Element data from apps and pages –
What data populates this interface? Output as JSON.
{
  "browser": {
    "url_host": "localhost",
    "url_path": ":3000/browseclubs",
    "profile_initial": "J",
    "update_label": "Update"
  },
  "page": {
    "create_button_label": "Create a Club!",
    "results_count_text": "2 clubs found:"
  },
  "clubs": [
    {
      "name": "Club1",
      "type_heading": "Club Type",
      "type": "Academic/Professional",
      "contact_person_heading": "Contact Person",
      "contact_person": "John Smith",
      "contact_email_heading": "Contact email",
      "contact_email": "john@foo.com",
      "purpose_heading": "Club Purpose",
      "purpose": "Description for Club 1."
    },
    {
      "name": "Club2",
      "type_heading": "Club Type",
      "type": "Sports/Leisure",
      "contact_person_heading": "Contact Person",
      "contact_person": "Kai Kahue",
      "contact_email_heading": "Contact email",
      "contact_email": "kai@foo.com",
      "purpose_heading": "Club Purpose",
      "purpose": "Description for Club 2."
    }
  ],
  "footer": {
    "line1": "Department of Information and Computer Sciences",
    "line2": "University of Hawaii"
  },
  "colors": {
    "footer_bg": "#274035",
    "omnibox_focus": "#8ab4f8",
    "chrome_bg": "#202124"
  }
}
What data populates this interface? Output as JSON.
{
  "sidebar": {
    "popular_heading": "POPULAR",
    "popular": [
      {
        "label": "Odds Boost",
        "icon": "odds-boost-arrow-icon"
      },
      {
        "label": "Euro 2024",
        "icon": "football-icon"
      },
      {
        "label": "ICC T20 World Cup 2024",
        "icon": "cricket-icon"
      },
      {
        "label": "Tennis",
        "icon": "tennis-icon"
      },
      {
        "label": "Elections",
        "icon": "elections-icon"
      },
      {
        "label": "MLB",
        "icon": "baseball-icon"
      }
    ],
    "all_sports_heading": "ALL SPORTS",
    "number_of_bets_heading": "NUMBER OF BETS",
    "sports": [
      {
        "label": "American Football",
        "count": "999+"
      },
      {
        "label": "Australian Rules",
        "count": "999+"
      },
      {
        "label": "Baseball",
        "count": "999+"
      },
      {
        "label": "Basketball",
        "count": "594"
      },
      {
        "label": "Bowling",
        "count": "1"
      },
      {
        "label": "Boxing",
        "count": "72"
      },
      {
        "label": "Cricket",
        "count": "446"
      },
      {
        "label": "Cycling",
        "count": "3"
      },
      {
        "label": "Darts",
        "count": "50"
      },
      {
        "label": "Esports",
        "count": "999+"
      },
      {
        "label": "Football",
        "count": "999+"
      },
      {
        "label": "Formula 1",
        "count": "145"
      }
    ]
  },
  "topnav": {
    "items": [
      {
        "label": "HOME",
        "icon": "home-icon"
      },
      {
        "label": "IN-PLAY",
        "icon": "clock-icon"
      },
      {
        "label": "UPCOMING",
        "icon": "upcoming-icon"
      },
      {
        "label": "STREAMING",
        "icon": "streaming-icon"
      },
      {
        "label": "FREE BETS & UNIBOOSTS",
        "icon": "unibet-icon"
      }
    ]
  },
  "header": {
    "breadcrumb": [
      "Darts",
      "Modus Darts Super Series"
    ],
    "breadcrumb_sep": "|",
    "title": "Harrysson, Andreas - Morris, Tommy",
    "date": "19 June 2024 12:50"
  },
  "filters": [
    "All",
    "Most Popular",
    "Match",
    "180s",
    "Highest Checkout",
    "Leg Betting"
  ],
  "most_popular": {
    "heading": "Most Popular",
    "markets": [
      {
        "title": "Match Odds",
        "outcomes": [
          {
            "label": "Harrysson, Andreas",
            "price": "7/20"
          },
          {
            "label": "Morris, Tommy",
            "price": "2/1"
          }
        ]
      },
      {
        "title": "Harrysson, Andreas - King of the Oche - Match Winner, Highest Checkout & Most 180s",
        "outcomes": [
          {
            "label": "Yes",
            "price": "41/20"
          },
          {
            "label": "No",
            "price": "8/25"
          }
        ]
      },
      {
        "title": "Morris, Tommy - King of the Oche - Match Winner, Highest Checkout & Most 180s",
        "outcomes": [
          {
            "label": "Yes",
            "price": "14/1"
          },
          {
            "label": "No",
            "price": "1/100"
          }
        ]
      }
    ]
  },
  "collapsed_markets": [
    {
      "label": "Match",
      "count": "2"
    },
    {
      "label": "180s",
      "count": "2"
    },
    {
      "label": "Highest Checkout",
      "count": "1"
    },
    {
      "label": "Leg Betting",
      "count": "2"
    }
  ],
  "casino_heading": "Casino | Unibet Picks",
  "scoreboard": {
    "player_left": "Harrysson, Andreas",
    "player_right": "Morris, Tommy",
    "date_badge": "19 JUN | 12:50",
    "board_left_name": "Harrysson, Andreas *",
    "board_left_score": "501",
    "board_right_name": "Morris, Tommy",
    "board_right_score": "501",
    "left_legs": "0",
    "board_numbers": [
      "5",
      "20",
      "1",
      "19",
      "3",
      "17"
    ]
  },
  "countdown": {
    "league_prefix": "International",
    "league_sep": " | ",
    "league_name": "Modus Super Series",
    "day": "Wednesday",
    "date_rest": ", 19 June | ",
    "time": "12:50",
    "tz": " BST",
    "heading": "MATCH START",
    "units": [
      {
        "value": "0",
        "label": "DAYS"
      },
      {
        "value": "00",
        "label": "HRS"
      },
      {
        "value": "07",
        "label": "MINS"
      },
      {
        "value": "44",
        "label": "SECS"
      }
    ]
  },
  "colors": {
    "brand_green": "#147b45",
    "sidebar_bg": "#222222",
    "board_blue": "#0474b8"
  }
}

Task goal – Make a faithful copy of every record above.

Reply –
What data populates this interface? Output as JSON.
{
  "browser": {
    "url_host": "localhost",
    "url_path": ":3000/browseclubs",
    "profile_initial": "J",
    "update_label": "Update"
  },
  "page": {
    "create_button_label": "Create a Club!",
    "results_count_text": "2 clubs found:"
  },
  "clubs": [
    {
      "name": "Club1",
      "type_heading": "Club Type",
      "type": "Academic/Professional",
      "contact_person_heading": "Contact Person",
      "contact_person": "John Smith",
      "contact_email_heading": "Contact email",
      "contact_email": "john@foo.com",
      "purpose_heading": "Club Purpose",
      "purpose": "Description for Club 1."
    },
    {
      "name": "Club2",
      "type_heading": "Club Type",
      "type": "Sports/Leisure",
      "contact_person_heading": "Contact Person",
      "contact_person": "Kai Kahue",
      "contact_email_heading": "Contact email",
      "contact_email": "kai@foo.com",
      "purpose_heading": "Club Purpose",
      "purpose": "Description for Club 2."
    }
  ],
  "footer": {
    "line1": "Department of Information and Computer Sciences",
    "line2": "University of Hawaii"
  },
  "colors": {
    "footer_bg": "#274035",
    "omnibox_focus": "#8ab4f8",
    "chrome_bg": "#202124"
  }
}
What data populates this interface? Output as JSON.
{
  "sidebar": {
    "popular_heading": "POPULAR",
    "popular": [
      {
        "label": "Odds Boost",
        "icon": "odds-boost-arrow-icon"
      },
      {
        "label": "Euro 2024",
        "icon": "football-icon"
      },
      {
        "label": "ICC T20 World Cup 2024",
        "icon": "cricket-icon"
      },
      {
        "label": "Tennis",
        "icon": "tennis-icon"
      },
      {
        "label": "Elections",
        "icon": "elections-icon"
      },
      {
        "label": "MLB",
        "icon": "baseball-icon"
      }
    ],
    "all_sports_heading": "ALL SPORTS",
    "number_of_bets_heading": "NUMBER OF BETS",
    "sports": [
      {
        "label": "American Football",
        "count": "999+"
      },
      {
        "label": "Australian Rules",
        "count": "999+"
      },
      {
        "label": "Baseball",
        "count": "999+"
      },
      {
        "label": "Basketball",
        "count": "594"
      },
      {
        "label": "Bowling",
        "count": "1"
      },
      {
        "label": "Boxing",
        "count": "72"
      },
      {
        "label": "Cricket",
        "count": "446"
      },
      {
        "label": "Cycling",
        "count": "3"
      },
      {
        "label": "Darts",
        "count": "50"
      },
      {
        "label": "Esports",
        "count": "999+"
      },
      {
        "label": "Football",
        "count": "999+"
      },
      {
        "label": "Formula 1",
        "count": "145"
      }
    ]
  },
  "topnav": {
    "items": [
      {
        "label": "HOME",
        "icon": "home-icon"
      },
      {
        "label": "IN-PLAY",
        "icon": "clock-icon"
      },
      {
        "label": "UPCOMING",
        "icon": "upcoming-icon"
      },
      {
        "label": "STREAMING",
        "icon": "streaming-icon"
      },
      {
        "label": "FREE BETS & UNIBOOSTS",
        "icon": "unibet-icon"
      }
    ]
  },
  "header": {
    "breadcrumb": [
      "Darts",
      "Modus Darts Super Series"
    ],
    "breadcrumb_sep": "|",
    "title": "Harrysson, Andreas - Morris, Tommy",
    "date": "19 June 2024 12:50"
  },
  "filters": [
    "All",
    "Most Popular",
    "Match",
    "180s",
    "Highest Checkout",
    "Leg Betting"
  ],
  "most_popular": {
    "heading": "Most Popular",
    "markets": [
      {
        "title": "Match Odds",
        "outcomes": [
          {
            "label": "Harrysson, Andreas",
            "price": "7/20"
          },
          {
            "label": "Morris, Tommy",
            "price": "2/1"
          }
        ]
      },
      {
        "title": "Harrysson, Andreas - King of the Oche - Match Winner, Highest Checkout & Most 180s",
        "outcomes": [
          {
            "label": "Yes",
            "price": "41/20"
          },
          {
            "label": "No",
            "price": "8/25"
          }
        ]
      },
      {
        "title": "Morris, Tommy - King of the Oche - Match Winner, Highest Checkout & Most 180s",
        "outcomes": [
          {
            "label": "Yes",
            "price": "14/1"
          },
          {
            "label": "No",
            "price": "1/100"
          }
        ]
      }
    ]
  },
  "collapsed_markets": [
    {
      "label": "Match",
      "count": "2"
    },
    {
      "label": "180s",
      "count": "2"
    },
    {
      "label": "Highest Checkout",
      "count": "1"
    },
    {
      "label": "Leg Betting",
      "count": "2"
    }
  ],
  "casino_heading": "Casino | Unibet Picks",
  "scoreboard": {
    "player_left": "Harrysson, Andreas",
    "player_right": "Morris, Tommy",
    "date_badge": "19 JUN | 12:50",
    "board_left_name": "Harrysson, Andreas *",
    "board_left_score": "501",
    "board_right_name": "Morris, Tommy",
    "board_right_score": "501",
    "left_legs": "0",
    "board_numbers": [
      "5",
      "20",
      "1",
      "19",
      "3",
      "17"
    ]
  },
  "countdown": {
    "league_prefix": "International",
    "league_sep": " | ",
    "league_name": "Modus Super Series",
    "day": "Wednesday",
    "date_rest": ", 19 June | ",
    "time": "12:50",
    "tz": " BST",
    "heading": "MATCH START",
    "units": [
      {
        "value": "0",
        "label": "DAYS"
      },
      {
        "value": "00",
        "label": "HRS"
      },
      {
        "value": "07",
        "label": "MINS"
      },
      {
        "value": "44",
        "label": "SECS"
      }
    ]
  },
  "colors": {
    "brand_green": "#147b45",
    "sidebar_bg": "#222222",
    "board_blue": "#0474b8"
  }
}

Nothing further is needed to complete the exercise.